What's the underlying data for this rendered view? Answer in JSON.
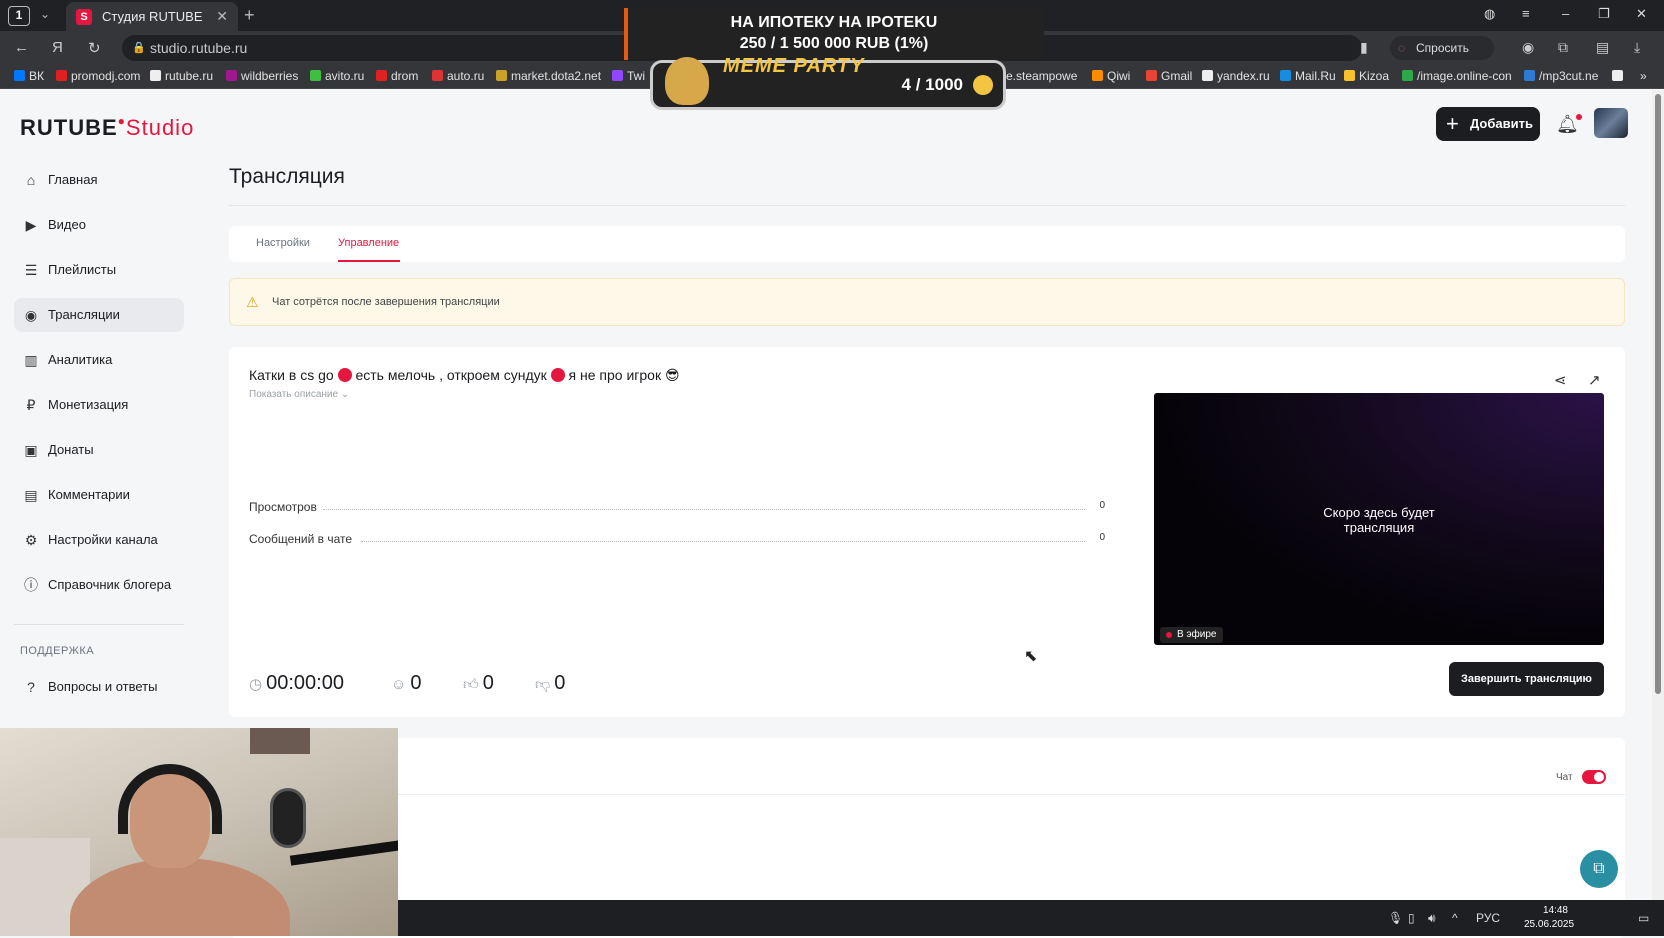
{
  "browser": {
    "tab_counter": "1",
    "tab_title": "Студия RUTUBE",
    "tab_favicon": "S",
    "url": "studio.rutube.ru",
    "ask_label": "Спросить",
    "bookmarks": [
      "ВК",
      "promodj.com",
      "rutube.ru",
      "wildberries",
      "avito.ru",
      "drom",
      "auto.ru",
      "market.dota2.net",
      "Twi",
      "e.steampowe",
      "Qiwi",
      "Gmail",
      "yandex.ru",
      "Mail.Ru",
      "Kizoa",
      "/image.online-con",
      "/mp3cut.ne"
    ]
  },
  "overlay": {
    "goal_line1": "НА ИПОТЕКУ НА IPOTEKU",
    "goal_line2": "250 / 1 500 000 RUB (1%)",
    "meme_title": "MEME PARTY",
    "meme_count": "4 / 1000"
  },
  "header": {
    "logo_rutube": "RUTUBE",
    "logo_studio": "Studio",
    "add_label": "Добавить"
  },
  "sidebar": {
    "items": [
      {
        "label": "Главная",
        "icon": "home-icon"
      },
      {
        "label": "Видео",
        "icon": "video-icon"
      },
      {
        "label": "Плейлисты",
        "icon": "playlist-icon"
      },
      {
        "label": "Трансляции",
        "icon": "broadcast-icon"
      },
      {
        "label": "Аналитика",
        "icon": "analytics-icon"
      },
      {
        "label": "Монетизация",
        "icon": "ruble-icon"
      },
      {
        "label": "Донаты",
        "icon": "donate-icon"
      },
      {
        "label": "Комментарии",
        "icon": "comments-icon"
      },
      {
        "label": "Настройки канала",
        "icon": "gear-icon"
      },
      {
        "label": "Справочник блогера",
        "icon": "info-icon"
      }
    ],
    "support_section": "ПОДДЕРЖКА",
    "faq_label": "Вопросы и ответы"
  },
  "page": {
    "title": "Трансляция",
    "tabs": [
      "Настройки",
      "Управление"
    ],
    "warning": "Чат сотрётся после завершения трансляции"
  },
  "stream": {
    "title_part1": "Катки в cs go",
    "title_part2": "есть мелочь , откроем сундук",
    "title_part3": "я не про игрок 😎",
    "show_description": "Показать описание",
    "stats": [
      {
        "label": "Просмотров",
        "value": "0"
      },
      {
        "label": "Сообщений в чате",
        "value": "0"
      }
    ],
    "duration": "00:00:00",
    "viewers": "0",
    "likes": "0",
    "dislikes": "0",
    "player_soon_line1": "Скоро здесь будет",
    "player_soon_line2": "трансляция",
    "live_badge": "В эфире",
    "end_button": "Завершить трансляцию"
  },
  "chat": {
    "toggle_label": "Чат",
    "toggle_on": true
  },
  "taskbar": {
    "lang": "РУС",
    "time": "14:48",
    "date": "25.06.2025"
  },
  "colors": {
    "accent": "#e5173f",
    "dark": "#1b1d21",
    "warning_bg": "#fdf8e7"
  }
}
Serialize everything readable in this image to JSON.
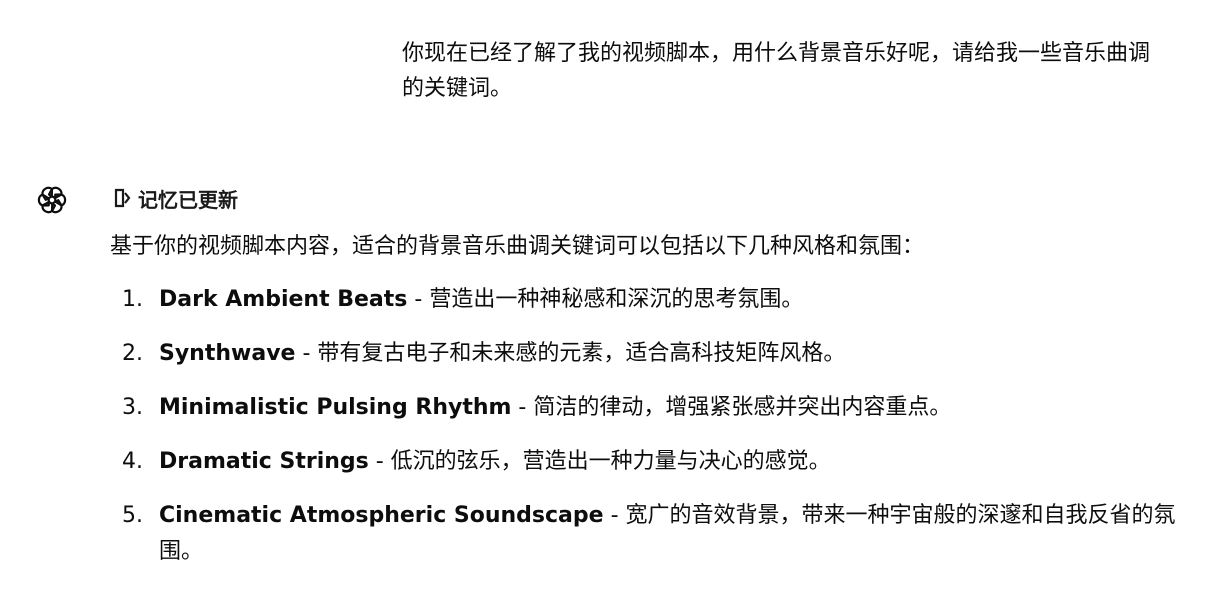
{
  "user_message": {
    "text": "你现在已经了解了我的视频脚本，用什么背景音乐好呢，请给我一些音乐曲调的关键词。"
  },
  "assistant": {
    "avatar_icon": "openai-logo-icon",
    "memory_note": "记忆已更新",
    "memory_icon": "memory-icon",
    "intro": "基于你的视频脚本内容，适合的背景音乐曲调关键词可以包括以下几种风格和氛围：",
    "items": [
      {
        "number": "1.",
        "keyword": "Dark Ambient Beats",
        "description": " - 营造出一种神秘感和深沉的思考氛围。"
      },
      {
        "number": "2.",
        "keyword": "Synthwave",
        "description": " - 带有复古电子和未来感的元素，适合高科技矩阵风格。"
      },
      {
        "number": "3.",
        "keyword": "Minimalistic Pulsing Rhythm",
        "description": " - 简洁的律动，增强紧张感并突出内容重点。"
      },
      {
        "number": "4.",
        "keyword": "Dramatic Strings",
        "description": " - 低沉的弦乐，营造出一种力量与决心的感觉。"
      },
      {
        "number": "5.",
        "keyword": "Cinematic Atmospheric Soundscape",
        "description": " - 宽广的音效背景，带来一种宇宙般的深邃和自我反省的氛围。"
      }
    ]
  }
}
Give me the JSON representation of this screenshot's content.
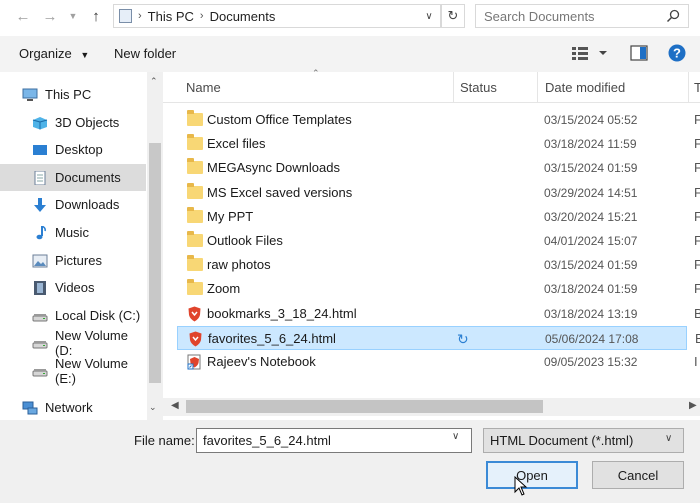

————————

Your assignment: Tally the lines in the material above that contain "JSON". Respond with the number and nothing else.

Reply: 3